## EXERCISE BRIEF
Count the lines in the entries that contain the string "Predownloaded". State nothing but the number.

## PROVIDED DATA

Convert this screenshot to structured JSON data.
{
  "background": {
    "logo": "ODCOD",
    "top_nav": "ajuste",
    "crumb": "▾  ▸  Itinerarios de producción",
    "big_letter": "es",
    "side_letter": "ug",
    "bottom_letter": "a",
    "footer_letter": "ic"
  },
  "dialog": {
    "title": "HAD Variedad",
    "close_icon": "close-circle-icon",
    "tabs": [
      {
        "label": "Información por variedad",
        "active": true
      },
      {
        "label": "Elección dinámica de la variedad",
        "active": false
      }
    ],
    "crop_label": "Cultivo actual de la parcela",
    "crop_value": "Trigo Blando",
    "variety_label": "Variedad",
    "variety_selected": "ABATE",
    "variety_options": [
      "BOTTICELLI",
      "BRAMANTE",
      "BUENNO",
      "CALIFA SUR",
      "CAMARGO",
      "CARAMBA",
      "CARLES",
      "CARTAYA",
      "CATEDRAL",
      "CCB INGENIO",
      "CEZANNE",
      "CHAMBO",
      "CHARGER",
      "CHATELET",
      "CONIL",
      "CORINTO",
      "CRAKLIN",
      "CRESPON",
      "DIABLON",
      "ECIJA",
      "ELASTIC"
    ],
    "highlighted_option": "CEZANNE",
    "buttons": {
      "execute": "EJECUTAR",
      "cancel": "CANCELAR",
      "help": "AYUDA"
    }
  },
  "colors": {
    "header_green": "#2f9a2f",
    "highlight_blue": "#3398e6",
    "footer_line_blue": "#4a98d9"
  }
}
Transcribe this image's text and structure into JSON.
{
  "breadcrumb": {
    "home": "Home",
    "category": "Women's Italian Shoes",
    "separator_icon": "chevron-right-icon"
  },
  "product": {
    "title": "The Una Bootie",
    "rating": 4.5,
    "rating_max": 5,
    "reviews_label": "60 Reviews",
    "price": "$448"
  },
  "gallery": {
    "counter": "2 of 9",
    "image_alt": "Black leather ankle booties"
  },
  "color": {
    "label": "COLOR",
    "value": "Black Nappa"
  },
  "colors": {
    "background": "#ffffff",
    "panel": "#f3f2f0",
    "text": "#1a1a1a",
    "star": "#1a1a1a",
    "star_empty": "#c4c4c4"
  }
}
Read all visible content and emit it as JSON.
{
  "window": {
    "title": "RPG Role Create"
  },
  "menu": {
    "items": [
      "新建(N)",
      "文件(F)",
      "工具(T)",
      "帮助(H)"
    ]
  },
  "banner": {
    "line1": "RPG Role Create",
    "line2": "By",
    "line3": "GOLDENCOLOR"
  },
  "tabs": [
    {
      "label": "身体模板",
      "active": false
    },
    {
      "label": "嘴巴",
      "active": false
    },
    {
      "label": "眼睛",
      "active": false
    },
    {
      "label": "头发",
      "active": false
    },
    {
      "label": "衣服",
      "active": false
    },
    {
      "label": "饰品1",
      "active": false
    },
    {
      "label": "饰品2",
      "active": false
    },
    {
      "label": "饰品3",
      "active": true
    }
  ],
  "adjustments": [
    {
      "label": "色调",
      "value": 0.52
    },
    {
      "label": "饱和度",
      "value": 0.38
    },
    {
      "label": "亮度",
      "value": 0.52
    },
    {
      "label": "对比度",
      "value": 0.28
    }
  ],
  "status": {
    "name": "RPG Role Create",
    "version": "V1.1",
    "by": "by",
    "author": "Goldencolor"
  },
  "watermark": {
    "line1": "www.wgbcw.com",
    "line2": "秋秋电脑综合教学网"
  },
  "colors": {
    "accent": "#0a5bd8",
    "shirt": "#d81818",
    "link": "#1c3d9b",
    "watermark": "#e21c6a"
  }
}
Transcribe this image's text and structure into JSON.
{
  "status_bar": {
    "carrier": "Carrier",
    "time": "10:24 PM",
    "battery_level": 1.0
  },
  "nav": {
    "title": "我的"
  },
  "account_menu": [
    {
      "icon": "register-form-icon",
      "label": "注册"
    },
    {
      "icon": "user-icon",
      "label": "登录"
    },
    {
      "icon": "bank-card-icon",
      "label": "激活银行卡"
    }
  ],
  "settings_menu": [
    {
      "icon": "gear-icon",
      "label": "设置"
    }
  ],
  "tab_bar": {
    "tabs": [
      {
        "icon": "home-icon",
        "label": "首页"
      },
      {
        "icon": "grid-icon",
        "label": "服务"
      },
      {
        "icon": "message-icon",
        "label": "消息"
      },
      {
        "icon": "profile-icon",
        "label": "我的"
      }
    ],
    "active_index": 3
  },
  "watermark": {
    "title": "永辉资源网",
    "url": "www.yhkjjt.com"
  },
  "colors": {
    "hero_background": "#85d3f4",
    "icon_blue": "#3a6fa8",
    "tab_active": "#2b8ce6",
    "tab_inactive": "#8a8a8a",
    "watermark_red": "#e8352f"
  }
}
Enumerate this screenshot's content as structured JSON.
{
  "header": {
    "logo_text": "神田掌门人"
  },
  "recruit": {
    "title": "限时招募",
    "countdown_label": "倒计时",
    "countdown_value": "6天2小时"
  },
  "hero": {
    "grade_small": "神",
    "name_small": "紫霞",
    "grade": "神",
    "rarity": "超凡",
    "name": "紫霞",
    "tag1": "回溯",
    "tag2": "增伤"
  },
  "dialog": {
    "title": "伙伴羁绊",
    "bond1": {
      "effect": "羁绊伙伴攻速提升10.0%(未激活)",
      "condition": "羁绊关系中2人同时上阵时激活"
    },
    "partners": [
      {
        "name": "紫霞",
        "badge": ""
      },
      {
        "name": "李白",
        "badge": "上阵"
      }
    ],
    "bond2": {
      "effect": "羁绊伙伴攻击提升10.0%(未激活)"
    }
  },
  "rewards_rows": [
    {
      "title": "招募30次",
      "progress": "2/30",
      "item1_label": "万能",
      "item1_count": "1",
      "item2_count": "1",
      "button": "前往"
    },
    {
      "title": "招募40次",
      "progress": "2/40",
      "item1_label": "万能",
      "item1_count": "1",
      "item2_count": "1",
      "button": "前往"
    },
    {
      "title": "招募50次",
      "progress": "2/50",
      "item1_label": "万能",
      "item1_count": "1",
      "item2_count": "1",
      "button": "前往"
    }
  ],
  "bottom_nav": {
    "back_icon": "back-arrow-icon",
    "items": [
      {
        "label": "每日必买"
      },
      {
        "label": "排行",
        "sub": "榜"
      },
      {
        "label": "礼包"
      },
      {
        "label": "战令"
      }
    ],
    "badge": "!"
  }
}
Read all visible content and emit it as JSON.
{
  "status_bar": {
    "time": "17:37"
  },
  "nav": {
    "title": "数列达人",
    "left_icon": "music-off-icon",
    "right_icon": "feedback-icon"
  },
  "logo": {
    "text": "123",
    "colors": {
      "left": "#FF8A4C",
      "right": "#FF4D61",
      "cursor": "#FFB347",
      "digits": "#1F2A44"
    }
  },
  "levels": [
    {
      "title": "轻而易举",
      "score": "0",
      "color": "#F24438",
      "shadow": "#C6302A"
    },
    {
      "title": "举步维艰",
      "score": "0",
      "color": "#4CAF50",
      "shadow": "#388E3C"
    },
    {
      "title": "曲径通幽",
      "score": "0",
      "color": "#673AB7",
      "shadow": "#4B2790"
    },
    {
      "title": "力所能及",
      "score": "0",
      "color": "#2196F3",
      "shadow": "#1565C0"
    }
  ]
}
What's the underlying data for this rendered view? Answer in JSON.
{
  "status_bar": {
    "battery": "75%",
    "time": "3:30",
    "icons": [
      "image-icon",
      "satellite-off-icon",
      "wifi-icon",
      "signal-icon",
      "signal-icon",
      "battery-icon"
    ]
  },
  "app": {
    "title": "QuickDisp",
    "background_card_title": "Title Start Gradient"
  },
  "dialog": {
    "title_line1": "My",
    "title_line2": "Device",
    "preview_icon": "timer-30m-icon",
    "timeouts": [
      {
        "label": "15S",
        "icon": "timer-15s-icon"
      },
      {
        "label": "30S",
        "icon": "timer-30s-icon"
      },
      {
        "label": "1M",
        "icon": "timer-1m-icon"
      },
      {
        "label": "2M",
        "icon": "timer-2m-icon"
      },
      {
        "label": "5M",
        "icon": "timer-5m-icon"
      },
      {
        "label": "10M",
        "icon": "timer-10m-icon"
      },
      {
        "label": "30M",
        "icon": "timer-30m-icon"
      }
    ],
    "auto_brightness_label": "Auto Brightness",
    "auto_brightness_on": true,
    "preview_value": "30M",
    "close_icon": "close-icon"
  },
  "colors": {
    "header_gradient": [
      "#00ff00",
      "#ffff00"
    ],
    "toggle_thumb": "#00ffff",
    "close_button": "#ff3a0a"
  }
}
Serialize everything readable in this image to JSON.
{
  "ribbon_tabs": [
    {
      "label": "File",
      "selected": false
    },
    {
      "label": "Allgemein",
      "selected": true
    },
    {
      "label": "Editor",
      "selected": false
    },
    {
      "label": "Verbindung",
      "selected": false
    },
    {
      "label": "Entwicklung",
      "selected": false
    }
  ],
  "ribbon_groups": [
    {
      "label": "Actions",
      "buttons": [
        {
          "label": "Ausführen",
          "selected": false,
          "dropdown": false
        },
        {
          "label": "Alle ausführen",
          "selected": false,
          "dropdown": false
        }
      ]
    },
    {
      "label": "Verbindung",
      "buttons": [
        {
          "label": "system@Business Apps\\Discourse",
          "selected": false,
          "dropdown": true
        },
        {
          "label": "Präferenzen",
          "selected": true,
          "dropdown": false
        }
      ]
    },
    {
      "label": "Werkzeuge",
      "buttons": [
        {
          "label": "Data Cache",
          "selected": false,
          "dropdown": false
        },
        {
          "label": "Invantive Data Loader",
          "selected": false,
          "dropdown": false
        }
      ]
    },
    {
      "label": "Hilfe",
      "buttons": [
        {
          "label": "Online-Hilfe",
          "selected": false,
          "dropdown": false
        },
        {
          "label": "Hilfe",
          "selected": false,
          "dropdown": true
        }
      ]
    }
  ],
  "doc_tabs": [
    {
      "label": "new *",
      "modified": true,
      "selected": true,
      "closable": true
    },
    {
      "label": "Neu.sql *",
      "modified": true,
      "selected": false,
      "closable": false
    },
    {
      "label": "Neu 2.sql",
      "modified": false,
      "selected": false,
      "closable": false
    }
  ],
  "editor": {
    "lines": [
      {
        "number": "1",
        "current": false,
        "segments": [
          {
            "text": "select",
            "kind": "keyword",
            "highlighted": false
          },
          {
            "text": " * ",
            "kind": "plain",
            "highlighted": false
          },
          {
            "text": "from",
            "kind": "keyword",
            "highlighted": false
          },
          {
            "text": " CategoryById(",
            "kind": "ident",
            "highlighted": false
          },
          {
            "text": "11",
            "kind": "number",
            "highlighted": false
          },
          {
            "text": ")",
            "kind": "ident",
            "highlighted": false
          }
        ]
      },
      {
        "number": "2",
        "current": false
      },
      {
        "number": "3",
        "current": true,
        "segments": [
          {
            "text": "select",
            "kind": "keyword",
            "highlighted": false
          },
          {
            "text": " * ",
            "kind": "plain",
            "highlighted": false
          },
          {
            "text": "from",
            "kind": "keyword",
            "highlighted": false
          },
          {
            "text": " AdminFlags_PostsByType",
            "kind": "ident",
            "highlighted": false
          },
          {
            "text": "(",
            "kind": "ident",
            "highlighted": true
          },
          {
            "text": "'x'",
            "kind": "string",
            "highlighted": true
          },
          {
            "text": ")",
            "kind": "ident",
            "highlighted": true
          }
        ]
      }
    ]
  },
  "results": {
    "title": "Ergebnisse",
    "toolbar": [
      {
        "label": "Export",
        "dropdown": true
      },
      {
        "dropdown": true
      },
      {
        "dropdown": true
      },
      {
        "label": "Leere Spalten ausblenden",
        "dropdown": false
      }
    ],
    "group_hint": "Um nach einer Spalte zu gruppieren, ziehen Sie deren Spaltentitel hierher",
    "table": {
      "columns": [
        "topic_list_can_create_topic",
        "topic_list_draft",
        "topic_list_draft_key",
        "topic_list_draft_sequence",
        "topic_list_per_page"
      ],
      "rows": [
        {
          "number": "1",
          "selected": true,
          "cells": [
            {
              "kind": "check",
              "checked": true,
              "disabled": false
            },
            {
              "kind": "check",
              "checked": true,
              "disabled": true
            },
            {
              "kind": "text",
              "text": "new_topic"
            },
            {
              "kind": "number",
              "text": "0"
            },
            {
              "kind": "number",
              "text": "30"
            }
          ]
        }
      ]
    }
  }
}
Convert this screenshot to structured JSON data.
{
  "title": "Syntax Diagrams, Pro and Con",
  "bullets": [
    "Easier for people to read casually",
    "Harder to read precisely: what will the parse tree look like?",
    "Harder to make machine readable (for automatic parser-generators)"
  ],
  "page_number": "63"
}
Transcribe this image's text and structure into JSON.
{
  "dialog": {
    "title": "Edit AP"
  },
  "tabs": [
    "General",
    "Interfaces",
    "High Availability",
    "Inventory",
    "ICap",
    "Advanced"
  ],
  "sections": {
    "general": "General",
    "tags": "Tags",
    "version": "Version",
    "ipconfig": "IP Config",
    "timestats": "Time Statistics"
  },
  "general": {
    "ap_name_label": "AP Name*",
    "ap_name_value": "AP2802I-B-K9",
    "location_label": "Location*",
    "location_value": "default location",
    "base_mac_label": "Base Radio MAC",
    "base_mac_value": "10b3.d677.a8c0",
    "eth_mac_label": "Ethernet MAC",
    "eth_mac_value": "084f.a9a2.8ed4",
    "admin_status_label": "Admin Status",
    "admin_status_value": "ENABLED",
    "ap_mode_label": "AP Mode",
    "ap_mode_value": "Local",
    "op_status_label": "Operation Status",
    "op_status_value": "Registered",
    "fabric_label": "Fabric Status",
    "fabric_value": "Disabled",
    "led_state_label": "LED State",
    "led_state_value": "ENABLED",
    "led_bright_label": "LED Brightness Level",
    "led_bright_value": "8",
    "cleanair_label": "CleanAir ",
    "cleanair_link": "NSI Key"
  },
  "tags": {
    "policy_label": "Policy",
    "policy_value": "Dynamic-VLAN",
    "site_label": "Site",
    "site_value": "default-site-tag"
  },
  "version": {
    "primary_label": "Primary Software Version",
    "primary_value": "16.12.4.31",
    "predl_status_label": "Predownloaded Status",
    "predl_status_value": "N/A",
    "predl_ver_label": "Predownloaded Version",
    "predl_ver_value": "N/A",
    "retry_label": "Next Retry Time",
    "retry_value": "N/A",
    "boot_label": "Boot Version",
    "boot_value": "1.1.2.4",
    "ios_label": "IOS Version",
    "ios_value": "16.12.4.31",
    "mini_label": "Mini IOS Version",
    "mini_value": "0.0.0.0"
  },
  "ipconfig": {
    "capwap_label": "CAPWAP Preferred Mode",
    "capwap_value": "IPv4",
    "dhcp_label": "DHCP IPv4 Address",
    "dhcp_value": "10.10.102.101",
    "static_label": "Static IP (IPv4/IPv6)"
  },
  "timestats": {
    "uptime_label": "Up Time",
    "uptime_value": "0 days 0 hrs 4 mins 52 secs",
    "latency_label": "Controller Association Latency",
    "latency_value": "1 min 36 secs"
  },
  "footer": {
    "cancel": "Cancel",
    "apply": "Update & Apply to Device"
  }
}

## FINISHED TASK
2